29 Bill July 28, 2017 at 2:32 pm

What is the cross price elasticity of cellophane with other flexible packaging materials in 1950. What is the DuPont fallacy?

If you know the answer to either of these questions you pass the antitrust test.

Answer: DuPont once had a monopoly of cellophane, but argued that the cross price elasticity with other flexible packaging materials showed that it did not. However, a firm with a monopoly will price just at the point where there would be substitution.

30 Bill July 28, 2017 at 2:35 pm

Here’s a little more from Wiki:

“This reasoning was challenged by a 1955 article in the American Economic Review. In research on the du Pont company arising from his PhD dissertation, Willard F. Mueller and co-author George W. Stocking, Sr. pointed out the error of mistaking a monopolist’s inability to exercise market power by raising price above the current price for an inability to have already exercised market power by raising price significantly above the competitive price. Courts that use a monopolized product’s elevated market price will typically misconstrue a completed anti-competitive act as a lack of market power. Had the Supreme Court considered the substitutability of other wrappings at cellophane’s competitive price, the sales of other wrappings would have been much lower; du Pont might very well have been found guilty of monopolizing the market for flexible wrappings.

As Richard Posner wrote, “Reasonable interchangeability at the current price but not at a competitive price level, far from demonstrating the absence of monopoly power, might well be a symptom of that power; this elementary point was completely overlooked by the court” [3]

31 A clockwork orange July 28, 2017 at 9:22 pm

This intimidating atmosphere often produced dramatic but questionable revelations about Communists infiltrating American institutions and subversive actions by well-known citizens. HUAC’s controversial tactics contributed to the fear, distrust and repression that existed during the anticommunist hysteria of the 1950s. By the late 1950s and early 1960s, HUAC’s influence was in decline, and in 1969 it was renamed the Committee on Internal Security. Although it ceased issuing subpoenas that year, its operations continued until 1975.

32 Bill July 29, 2017 at 7:53 am

That may be true but it is irrelevant to the post.

33 liberalarts July 28, 2017 at 3:19 pm

cellophane is definitely underrated.

34 Thanatos Savehn July 28, 2017 at 6:17 pm

It’s only because clear film is common and cheap that we don’t think of it as high tech. But in law school we learned about the clear, flexible film patent wars that raged for two decades 60-80 years ago.

https://scholar.google.com/scholar_case?case=9658655566321926988

35 leppa July 28, 2017 at 6:30 pm

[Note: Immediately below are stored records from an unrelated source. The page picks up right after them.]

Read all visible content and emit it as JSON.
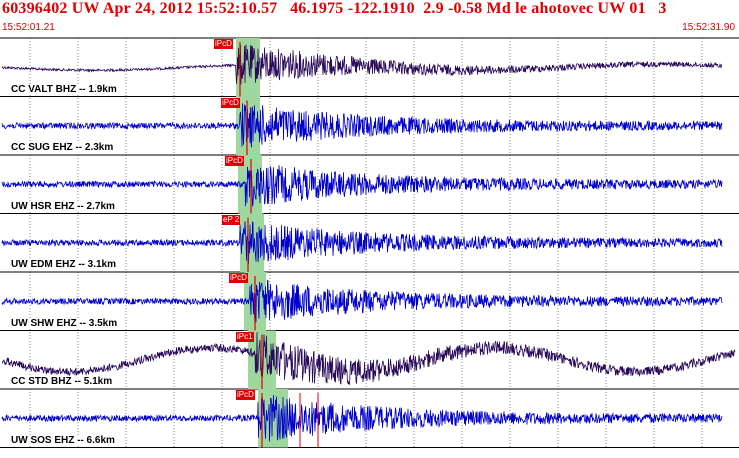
{
  "header": {
    "title": "60396402 UW Apr 24, 2012 15:52:10.57   46.1975 -122.1910  2.9 -0.58 Md le ahotovec UW 01   3",
    "time_start": "15:52:01.21",
    "time_end": "15:52:31.90"
  },
  "colors": {
    "accent": "#e00000",
    "trace_blue": "#0000cc",
    "trace_purple": "#2a0a5a",
    "pick_window": "#9fd89f"
  },
  "traces": [
    {
      "label": "CC VALT BHZ -- 1.9km",
      "pick": "iPcD",
      "color": "purple"
    },
    {
      "label": "CC SUG EHZ -- 2.3km",
      "pick": "iPcD",
      "color": "blue"
    },
    {
      "label": "UW HSR EHZ -- 2.7km",
      "pick": "iPcD",
      "color": "blue"
    },
    {
      "label": "UW EDM EHZ -- 3.1km",
      "pick": "eP 2",
      "color": "blue"
    },
    {
      "label": "UW SHW EHZ -- 3.5km",
      "pick": "iPcD",
      "color": "blue"
    },
    {
      "label": "CC STD BHZ -- 5.1km",
      "pick": "iPc1",
      "color": "purple"
    },
    {
      "label": "UW SOS EHZ -- 6.6km",
      "pick": "iPcD",
      "color": "blue"
    }
  ]
}
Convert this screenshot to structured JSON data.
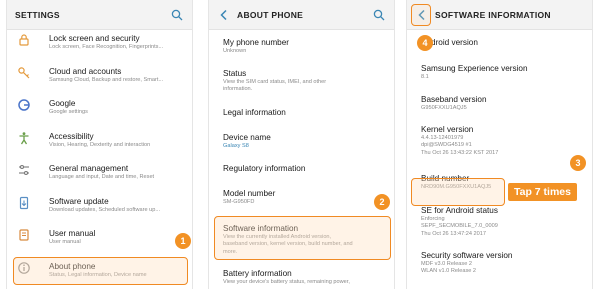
{
  "panel1": {
    "title": "SETTINGS",
    "items": [
      {
        "name": "Lock screen and security",
        "sub": "Lock screen, Face Recognition, Fingerprints..."
      },
      {
        "name": "Cloud and accounts",
        "sub": "Samsung Cloud, Backup and restore, Smart..."
      },
      {
        "name": "Google",
        "sub": "Google settings"
      },
      {
        "name": "Accessibility",
        "sub": "Vision, Hearing, Dexterity and interaction"
      },
      {
        "name": "General management",
        "sub": "Language and input, Date and time, Reset"
      },
      {
        "name": "Software update",
        "sub": "Download updates, Scheduled software up..."
      },
      {
        "name": "User manual",
        "sub": "User manual"
      },
      {
        "name": "About phone",
        "sub": "Status, Legal information, Device name"
      }
    ],
    "badge": "1"
  },
  "panel2": {
    "title": "ABOUT PHONE",
    "items": [
      {
        "name": "My phone number",
        "sub1": "Unknown"
      },
      {
        "name": "Status",
        "sub1": "View the SIM card status, IMEI, and other",
        "sub2": "information."
      },
      {
        "name": "Legal information"
      },
      {
        "name": "Device name",
        "sub1": "Galaxy S8"
      },
      {
        "name": "Regulatory information"
      },
      {
        "name": "Model number",
        "sub1": "SM-G950FD"
      },
      {
        "name": "Software information",
        "sub1": "View the currently installed Android version,",
        "sub2": "baseband version, kernel version, build number, and",
        "sub3": "more."
      },
      {
        "name": "Battery information",
        "sub1": "View your device's battery status, remaining power,"
      }
    ],
    "badge": "2"
  },
  "panel3": {
    "title": "SOFTWARE INFORMATION",
    "items": [
      {
        "name": "Android version"
      },
      {
        "name": "Samsung Experience version",
        "sub1": "8.1"
      },
      {
        "name": "Baseband version",
        "sub1": "G950FXXU1AQJ5"
      },
      {
        "name": "Kernel version",
        "sub1": "4.4.13-12401979",
        "sub2": "dpi@SWDG4519 #1",
        "sub3": "Thu Oct 26 13:43:22 KST 2017"
      },
      {
        "name": "Build number",
        "sub1": "NRD90M.G950FXXU1AQJ5"
      },
      {
        "name": "SE for Android status",
        "sub1": "Enforcing",
        "sub2": "SEPF_SECMOBILE_7.0_0009",
        "sub3": "Thu Oct 26 13:47:24 2017"
      },
      {
        "name": "Security software version",
        "sub1": "MDF v3.0 Release 2",
        "sub2": "WLAN v1.0 Release 2"
      }
    ],
    "badge_build": "3",
    "badge_back": "4",
    "tap_label": "Tap 7 times"
  },
  "colors": {
    "accent": "#f29225",
    "icon": "#e49a3c",
    "link": "#3a86b4"
  }
}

How come we have “teflon” presidents but no “cellophane” presidents?

36 Alan July 29, 2017 at 7:37 am

It would require transparency.

37 Brian Donohue July 29, 2017 at 9:37 am
38 Viking July 28, 2017 at 11:55 pm

Why all this talk about cellophane, why not talk about celluloid?

39 Jacques René Giguère July 29, 2017 at 12:06 am

Diaphane is of course perfect french,as used by a french-speaking Swiss, as others have pointed out. Why is it that Americans always think the world is about them and their language?

40 Alan July 29, 2017 at 7:38 am

It usually is.

41 byomtov July 29, 2017 at 1:15 pm

Cole Porter had something to say on the subject:

You’re the top!
You’re Mahatma Gandhi.
You’re the top!
You’re Napoleon Brandy.
You’re the purple light
Of a summer night in Spain,
You’re the National Gallery
You’re Garbo’s salary,
You’re cellophane.

42 byomtov July 29, 2017 at 1:16 pm

Sorry the formatting is wrong.

43 James Anderson August 2, 2017 at 6:02 am

I believe importance of Cellphone is very crucial now days. I have been doing Forex trading and I actively use cell phone to operate given I travel a lot and even do full time job. I find it relatively easier through broker like OctaFX who are high class with having ultra-slim spreads to high leverage and even have brilliant mobile platform like cTrader, it’s really superb with highly advance setup having no issues over slippage, re quote or any such issues which keeps it all good!

Comments on this entry are closed.

Previous post:

Next post: